In her 1998 book, Promiscuities, author Naomi Wolf tells droll stories of growing up in the 1960s and coming home to pale young men and women draped over her parents’ living room. Her hippie father had advertised seeking interviews with vampires. What boundaries were available for her to transgress, Wolf asked, only half-jokingly. In Promiscuities and her iconic Beauty Myth, Wolf offers glimpses of a girl growing up with straight expectations of herself and the world, saddled with freethinking parents. Her struggles with anorexia and abusive boyfriends came from a desire to be that most boring of creatures: a pretty, thin and nice girl.

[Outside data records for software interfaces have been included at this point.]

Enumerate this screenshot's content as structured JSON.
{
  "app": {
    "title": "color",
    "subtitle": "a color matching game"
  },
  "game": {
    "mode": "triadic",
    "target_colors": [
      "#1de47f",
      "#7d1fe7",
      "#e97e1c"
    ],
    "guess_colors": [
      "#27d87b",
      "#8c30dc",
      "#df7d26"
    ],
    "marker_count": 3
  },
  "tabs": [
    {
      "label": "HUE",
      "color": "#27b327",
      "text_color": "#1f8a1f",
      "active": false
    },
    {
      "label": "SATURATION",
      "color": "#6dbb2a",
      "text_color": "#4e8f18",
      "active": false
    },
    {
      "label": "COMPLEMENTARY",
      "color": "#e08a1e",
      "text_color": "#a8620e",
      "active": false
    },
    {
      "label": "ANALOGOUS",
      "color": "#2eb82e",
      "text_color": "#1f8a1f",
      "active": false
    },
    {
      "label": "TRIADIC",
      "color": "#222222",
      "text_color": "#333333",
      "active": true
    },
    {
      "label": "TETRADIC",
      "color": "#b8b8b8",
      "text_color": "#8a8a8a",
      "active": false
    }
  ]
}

Gauri’s expectations from her children are not very different: straight-As, clean rooms and good behaviour. “I want them to remain kids as long as they can, because I grew up faster than my years,” she says. After her parents separated, she and her sister, Radha Khopkar (25), continued living with her father, Satish, while their mother, Meena, flitted in and out. “We had no rules. We could be out late or have 10 boyfriends. It was all okay.”
Rohini Bahl rejected her maverick upbringing for order. Seen here in red T-shirt with her parents

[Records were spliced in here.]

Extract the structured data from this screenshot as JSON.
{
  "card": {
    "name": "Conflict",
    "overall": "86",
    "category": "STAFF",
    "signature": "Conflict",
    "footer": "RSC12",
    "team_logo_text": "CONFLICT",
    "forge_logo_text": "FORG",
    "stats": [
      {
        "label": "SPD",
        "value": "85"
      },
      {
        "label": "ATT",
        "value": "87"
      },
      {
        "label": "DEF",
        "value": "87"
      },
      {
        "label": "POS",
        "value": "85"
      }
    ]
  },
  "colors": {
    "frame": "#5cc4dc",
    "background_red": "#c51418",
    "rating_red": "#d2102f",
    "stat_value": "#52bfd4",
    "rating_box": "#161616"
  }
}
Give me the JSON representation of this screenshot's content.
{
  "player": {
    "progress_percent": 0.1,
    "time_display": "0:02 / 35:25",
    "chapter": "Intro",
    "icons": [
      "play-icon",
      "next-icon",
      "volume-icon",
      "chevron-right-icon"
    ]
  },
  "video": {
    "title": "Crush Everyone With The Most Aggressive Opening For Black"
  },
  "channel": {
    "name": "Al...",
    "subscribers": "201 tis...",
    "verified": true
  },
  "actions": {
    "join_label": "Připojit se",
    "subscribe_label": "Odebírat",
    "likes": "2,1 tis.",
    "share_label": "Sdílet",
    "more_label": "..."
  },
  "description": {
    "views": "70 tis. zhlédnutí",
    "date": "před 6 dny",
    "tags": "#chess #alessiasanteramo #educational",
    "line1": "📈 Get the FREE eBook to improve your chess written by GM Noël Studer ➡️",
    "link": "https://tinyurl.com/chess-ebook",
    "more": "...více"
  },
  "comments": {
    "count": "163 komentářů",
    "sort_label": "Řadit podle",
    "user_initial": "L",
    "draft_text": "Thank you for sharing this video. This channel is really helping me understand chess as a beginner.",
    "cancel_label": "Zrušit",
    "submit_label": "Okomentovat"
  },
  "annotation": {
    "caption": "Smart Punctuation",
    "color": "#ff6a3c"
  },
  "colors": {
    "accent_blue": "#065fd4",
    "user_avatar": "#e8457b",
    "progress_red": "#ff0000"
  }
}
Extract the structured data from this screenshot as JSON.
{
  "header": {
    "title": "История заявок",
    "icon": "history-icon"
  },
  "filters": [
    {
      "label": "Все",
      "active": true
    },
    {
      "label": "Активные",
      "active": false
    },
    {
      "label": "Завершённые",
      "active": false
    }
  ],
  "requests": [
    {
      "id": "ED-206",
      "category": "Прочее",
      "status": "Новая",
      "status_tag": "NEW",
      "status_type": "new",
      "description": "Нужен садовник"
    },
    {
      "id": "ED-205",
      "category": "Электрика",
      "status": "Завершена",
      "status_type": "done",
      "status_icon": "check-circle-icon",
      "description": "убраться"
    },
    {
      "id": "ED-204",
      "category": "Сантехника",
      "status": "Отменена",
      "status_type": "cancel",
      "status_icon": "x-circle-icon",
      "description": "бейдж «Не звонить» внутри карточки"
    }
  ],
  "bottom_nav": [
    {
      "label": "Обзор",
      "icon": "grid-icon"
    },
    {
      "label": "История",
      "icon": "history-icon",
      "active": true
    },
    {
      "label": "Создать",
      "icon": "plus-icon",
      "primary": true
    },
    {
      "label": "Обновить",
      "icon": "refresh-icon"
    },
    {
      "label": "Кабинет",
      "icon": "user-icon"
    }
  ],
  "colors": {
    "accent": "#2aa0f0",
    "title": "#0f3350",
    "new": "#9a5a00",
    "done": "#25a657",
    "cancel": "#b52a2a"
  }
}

Photo: Shailendra Pandey

Her younger sister Radha pipes up, “I had my first joint with my mum, but was scared that if Gauri found out, I’d be done for.” Gauri agrees smilingly. “I started behaving like a 40 yearold when I was only 13 as Radha was my responsibility — seeing that she ate well, did well at school.” She shows no resentment at the unseasonal growing up she did to compensate for her parents’ eternal youth. But it meant a grim decision: “I made up my mind that my children would never face such a predicament. Little people need direction.”
In her ultra-nostalgic song, ‘I Wish I Was a Punk Rocker’, British singer Sandi Thom wishes that she had been around in ’77 or ’69 when ‘revolution was in the air’. Though Akash Premson respects his parents’ high ideals, he deplores their disinterest in money. “It’s hard not to romanticise the way they let me grow up. By the age of 12, I had seen more of India by car than my teachers had seen in their lifetimes. My parents did not expect me to be a doctor or an engineer,” says 28-year-old Premson. His first crush was at age six. He remembers his mom making friends with the girl’s family so that he could have play dates! In high school, he began to date Himani (who was accepted by his family without fuss), who is now his fiancée. “I would like to give my children the same kind of freedom but I will make sure they know how to manage money. My mother and I are still living in a rented house,” he says.
His mother, Bandana, defends herself and her husband. “My husband and I believed in fun. We travelled. We bought expensive art. It gave us more satisfaction than a fat bank balance. We lived the way we thought right.”
To those of us who fetishise the 1960s, convinced we are flower children born too late – and, of course, to those who are apostles of conventional parenting – these may sound like cautionary tales. But look closer. Even these stories are those of success in the ‘real’ world. A 12-year UCLA study indicated that the children of unconventional families do as well in school as children of traditional families. Some research suggests that it is the quality of a lifestyle, not the choice of a particular lifestyle, that is important to children.
Unconventional parenting may bring home truths earlier than is considered ‘normal’. A childhood devoid of rules can be a brush with the anarchic and unfair nature of the world, or a fairytale, or a dizzying mixture of both. Like any other kind of childhood. As Philip Larkin said comfortingly, ‘They fuck you up, your mum and dad./They may not mean to, but they do.’